    These career politicians are giving away our assets to major corporations and not even requiring them to pay taxes, and jacking up the taxes of productive Vermonters. They are locking us down with oppressive and expensive regulation. Businesses and farms are failing and leaving the State, young people are not staying in Vermont, and the incumbents remain oblivious. They assume that the flow of (borrowed) federal money gushing into Vermont will last forever.

    There's a growing alliance of folks of all stripes that want Vermont OUT of the illegal, brutal wars and occupations, relocalize our economy and find local solutions instead of the top-down, centrally planned bureaucratic directives forced on us from above.

    Economically I am close to the Austrian School, but no follower. I'm actually closer to Henry George, who preceded them all.

    You can read more about us, and what's happening in Vermont, at

  • jdgalt||

    The question is whether Ron Paul's clone army will outlast NBC's Orbital Mind Control Lasers. :)

  • tipuasher||

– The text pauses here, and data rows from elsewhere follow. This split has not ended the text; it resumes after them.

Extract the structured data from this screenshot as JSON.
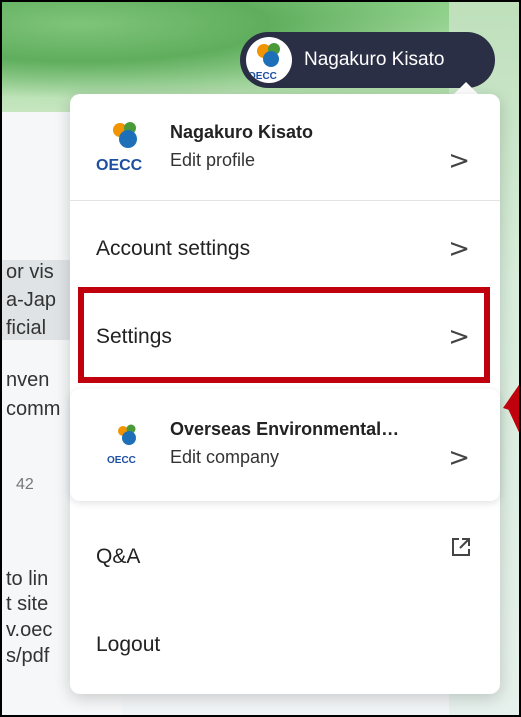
{
  "user": {
    "name": "Nagakuro Kisato",
    "avatar_text": "OECC"
  },
  "menu": {
    "profile": {
      "name": "Nagakuro Kisato",
      "sub": "Edit profile",
      "logo_text": "OECC"
    },
    "account_settings": "Account settings",
    "settings": "Settings",
    "company": {
      "name": "Overseas Environmental…",
      "sub": "Edit company",
      "logo_text": "OECC"
    },
    "qa": "Q&A",
    "logout": "Logout",
    "chevron": ">"
  },
  "background": {
    "lines": [
      "or vis",
      "a-Jap",
      "ficial",
      "nven",
      "comm",
      "to lin",
      "t site",
      "v.oec",
      "s/pdf"
    ],
    "number": "42"
  },
  "colors": {
    "highlight": "#c0000c",
    "pill": "#2a2f45"
  },
  "icons": {
    "external": "external-link-icon",
    "chevron": "chevron-right-icon"
  }
}
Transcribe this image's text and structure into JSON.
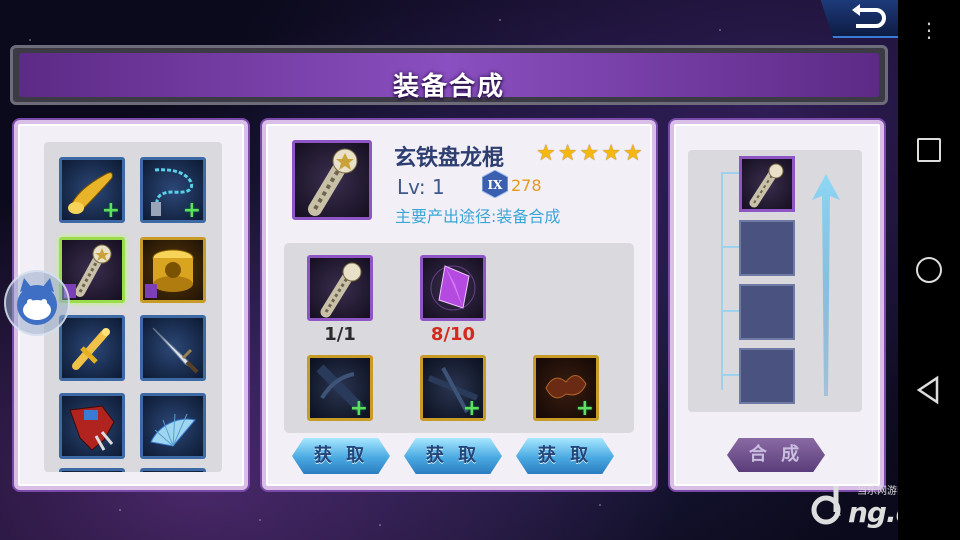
{
  "header": {
    "title": "装备合成",
    "back_icon": "return-arrow-icon"
  },
  "inventory": {
    "items": [
      {
        "name": "golden-horn",
        "frame": "blue",
        "has_plus": true
      },
      {
        "name": "chain-whip",
        "frame": "blue",
        "has_plus": true
      },
      {
        "name": "dragon-staff",
        "frame": "purple-selected",
        "has_plus": false
      },
      {
        "name": "golden-cylinder",
        "frame": "gold",
        "has_plus": false
      },
      {
        "name": "golden-sword",
        "frame": "blue",
        "has_plus": false
      },
      {
        "name": "dagger",
        "frame": "blue",
        "has_plus": false
      },
      {
        "name": "claw-gauntlet",
        "frame": "blue",
        "has_plus": false
      },
      {
        "name": "folding-fan",
        "frame": "blue",
        "has_plus": false
      }
    ]
  },
  "detail": {
    "item_name": "玄铁盘龙棍",
    "stars": 5,
    "level_label": "Lv: 1",
    "rank_badge": "IX",
    "power": "278",
    "source": "主要产出途径:装备合成"
  },
  "materials": {
    "top": [
      {
        "name": "dragon-staff",
        "count": "1/1",
        "count_color": "#2b2b2b"
      },
      {
        "name": "purple-crystal",
        "count": "8/10",
        "count_color": "#d42a1e"
      }
    ],
    "bottom": [
      {
        "name": "dark-blade-fragment-1",
        "has_plus": true
      },
      {
        "name": "dark-blade-fragment-2",
        "has_plus": true
      },
      {
        "name": "flame-cloud-fragment",
        "has_plus": true
      }
    ],
    "get_buttons": [
      "获 取",
      "获 取",
      "获 取"
    ]
  },
  "chain": {
    "slots": 4,
    "craft_label": "合 成"
  },
  "watermark": {
    "top": "当乐网游门户",
    "main": "ng.d.cn"
  },
  "navbar": {
    "menu_icon": "⋮"
  },
  "colors": {
    "title_purple": "#8a4fc0",
    "gold_star": "#f5b710",
    "power_orange": "#e39a1b",
    "source_blue": "#3aa6d8",
    "count_red": "#d42a1e",
    "slot_blue": "#3d6aa5",
    "slot_gold": "#c89b26",
    "frame_purple": "#8e55c4"
  }
}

    Glad to see User Experience given priority over programming convenience. This is clearly the right direction


Get Reason's print or digital edition before it’s posted online

  • Progressive Puritans: From e-cigs to sex classifieds, the once transgressive left wants to criminalize fun.
  • Port Authoritarians: Chris Christie’s Bridgegate scandal
  • The Menace of Secret Government: Obama’s proposed intelligence reforms don’t safeguard civil liberties